Terry v. McLure - 103 U.S. 442 (1880)
U.S. Supreme Court
Terry v. McLure, 103 U.S. 442 (1880)
Terry v. McLure
103 U.S. 442
APPEAL FROM THE CIRCUIT COURT OF THE UNITED
STATES FOR THE DISTRICT OF SOUTH CAROLINA
1. Eight years after a bill in equity had been filed, and on the day it was dismissed, on a final hearing upon the pleadings and proofs, an amended bill was filed without leave. Held that it must be disregarded in the consideration of the case here.
2. The statute of limitations is a bar to a suit brought four years after a bank in South Carolina had permanently suspended specie payments, by a holder of its notes to enforce the individual liability of the stockholders.
The facts are stated in the opinion of the Court.
MR. JUSTICE MILLER delivered the opinion of the Court.
This was a suit in chancery brought by Terry against McLure, as receiver of the Bank of Chester, certain officers of the bank, and one or two of its stockholders. Its main purpose was to obtain a discovery of the names of the stockholders at the date of the failure of the bank in order to make them, when discovered, liable for the amount of the circulating notes of the bank held by the complainant. It would be a useless task to trace here the interminable amendments to the original bill, none of which varied essentially its character, though some of the later ones attempted to set up fraud in the stockholders in receiving dividends declared and paid on their stock while the bank, as he alleged, was in a state of insolvency. It is enough to say of all these amendments except the last that no sufficient statement of the names of the stockholders who received such dividends, and of the amounts received by each, or of the circumstances under which they were declared or received, is found whereon to charge any one stockholder.
This amended bill gives the names of a large number of stockholders, with a statement of the sum received by each, and is full of the general allegations that the money so received was a trust fund that should have been applied to the payment
of the debts of the bank, but was diverted from its proper use to the payment of dividends.
This amended bill, however, was filed on the sixth day of May, 1878, which was eight years after the original bill was filed. It does not appear that any leave of the court was obtained to file it, though some four or five other amended bills show in every instance that they were filed with the leave of the court. It is a fair inference that what counsel on the other side say in their briefs is true -- namely that it was filed without leave and was disregarded by the court. In fact, the record shows that the original bill was dismissed on its merits after hearing on the pleadings, testimony, and argument of counsel, on the same day that this last amended bill was filed. Whether before or after the decree of the court was rendered is not shown. Nor is it material, as it must be understood that however it got to be filed in court, it was done without consent of the court or of counsel for the defendants. It must be disregarded, therefore, in the consideration of the case here.
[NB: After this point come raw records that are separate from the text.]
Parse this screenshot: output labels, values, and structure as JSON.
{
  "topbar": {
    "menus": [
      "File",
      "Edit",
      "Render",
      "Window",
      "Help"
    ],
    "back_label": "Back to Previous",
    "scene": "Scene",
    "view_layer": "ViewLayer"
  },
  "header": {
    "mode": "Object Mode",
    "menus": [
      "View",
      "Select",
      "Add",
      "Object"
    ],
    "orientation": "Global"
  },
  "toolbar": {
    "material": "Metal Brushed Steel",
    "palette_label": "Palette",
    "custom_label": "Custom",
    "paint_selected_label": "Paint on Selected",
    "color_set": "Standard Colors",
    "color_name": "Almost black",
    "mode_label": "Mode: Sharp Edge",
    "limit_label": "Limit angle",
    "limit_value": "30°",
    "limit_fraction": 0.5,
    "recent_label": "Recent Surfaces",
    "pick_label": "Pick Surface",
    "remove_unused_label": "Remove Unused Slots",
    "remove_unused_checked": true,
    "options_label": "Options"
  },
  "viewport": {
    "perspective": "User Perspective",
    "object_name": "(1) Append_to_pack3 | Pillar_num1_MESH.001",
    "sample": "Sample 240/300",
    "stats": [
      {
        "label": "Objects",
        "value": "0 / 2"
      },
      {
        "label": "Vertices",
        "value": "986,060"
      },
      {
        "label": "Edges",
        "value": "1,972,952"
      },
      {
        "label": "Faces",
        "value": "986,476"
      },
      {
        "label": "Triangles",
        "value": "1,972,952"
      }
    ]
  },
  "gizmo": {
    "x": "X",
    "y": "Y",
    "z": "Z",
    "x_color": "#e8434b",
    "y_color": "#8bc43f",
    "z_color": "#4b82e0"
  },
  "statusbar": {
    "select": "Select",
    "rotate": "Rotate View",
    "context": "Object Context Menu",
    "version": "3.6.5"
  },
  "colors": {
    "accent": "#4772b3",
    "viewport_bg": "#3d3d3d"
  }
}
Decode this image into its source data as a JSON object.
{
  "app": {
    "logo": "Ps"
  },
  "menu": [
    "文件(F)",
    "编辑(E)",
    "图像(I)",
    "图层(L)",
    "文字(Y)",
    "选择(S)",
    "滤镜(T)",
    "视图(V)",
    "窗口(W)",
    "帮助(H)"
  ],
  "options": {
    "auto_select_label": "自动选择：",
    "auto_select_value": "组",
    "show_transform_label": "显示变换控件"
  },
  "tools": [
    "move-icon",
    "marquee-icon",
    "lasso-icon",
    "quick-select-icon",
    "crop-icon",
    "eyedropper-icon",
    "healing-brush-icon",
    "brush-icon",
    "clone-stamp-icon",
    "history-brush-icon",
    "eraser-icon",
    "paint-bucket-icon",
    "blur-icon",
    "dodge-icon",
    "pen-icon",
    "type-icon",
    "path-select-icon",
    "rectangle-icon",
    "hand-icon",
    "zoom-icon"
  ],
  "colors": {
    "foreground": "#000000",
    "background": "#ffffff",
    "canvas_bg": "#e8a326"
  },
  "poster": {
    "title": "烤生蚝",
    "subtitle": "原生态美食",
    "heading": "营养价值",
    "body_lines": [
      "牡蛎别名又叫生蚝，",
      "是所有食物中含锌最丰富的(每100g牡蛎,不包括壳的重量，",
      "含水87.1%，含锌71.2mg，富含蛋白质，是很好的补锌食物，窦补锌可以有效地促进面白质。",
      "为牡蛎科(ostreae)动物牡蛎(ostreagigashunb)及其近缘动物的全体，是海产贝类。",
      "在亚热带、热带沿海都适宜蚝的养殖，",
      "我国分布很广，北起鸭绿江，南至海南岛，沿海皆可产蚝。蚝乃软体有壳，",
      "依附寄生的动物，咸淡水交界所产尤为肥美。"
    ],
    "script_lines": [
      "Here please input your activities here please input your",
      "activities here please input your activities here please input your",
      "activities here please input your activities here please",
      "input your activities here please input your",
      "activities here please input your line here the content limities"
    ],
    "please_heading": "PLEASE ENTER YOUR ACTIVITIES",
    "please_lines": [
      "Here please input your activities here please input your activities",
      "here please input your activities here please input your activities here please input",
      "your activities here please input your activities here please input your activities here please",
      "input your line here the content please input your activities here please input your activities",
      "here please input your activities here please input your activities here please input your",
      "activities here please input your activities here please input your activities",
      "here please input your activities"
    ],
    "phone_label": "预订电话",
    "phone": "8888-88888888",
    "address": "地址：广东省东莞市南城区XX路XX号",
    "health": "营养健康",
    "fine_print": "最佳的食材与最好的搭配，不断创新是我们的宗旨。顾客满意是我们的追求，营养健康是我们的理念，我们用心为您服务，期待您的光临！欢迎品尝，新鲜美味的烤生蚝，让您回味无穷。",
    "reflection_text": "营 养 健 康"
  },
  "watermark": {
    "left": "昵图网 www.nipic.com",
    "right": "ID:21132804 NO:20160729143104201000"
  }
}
As regards the statutory liability of he stockholders, the allegations of the bill, the answers of the defendants, and the evidence taken in the case all show that the suspension of specie payments took place on the twenty-seventh day of November, 1860, and that the statute of limitations of four years of the State of South Carolina, applicable to such cases, bars the complainant's right of recovery.
The decree of the Circuit Court is therefore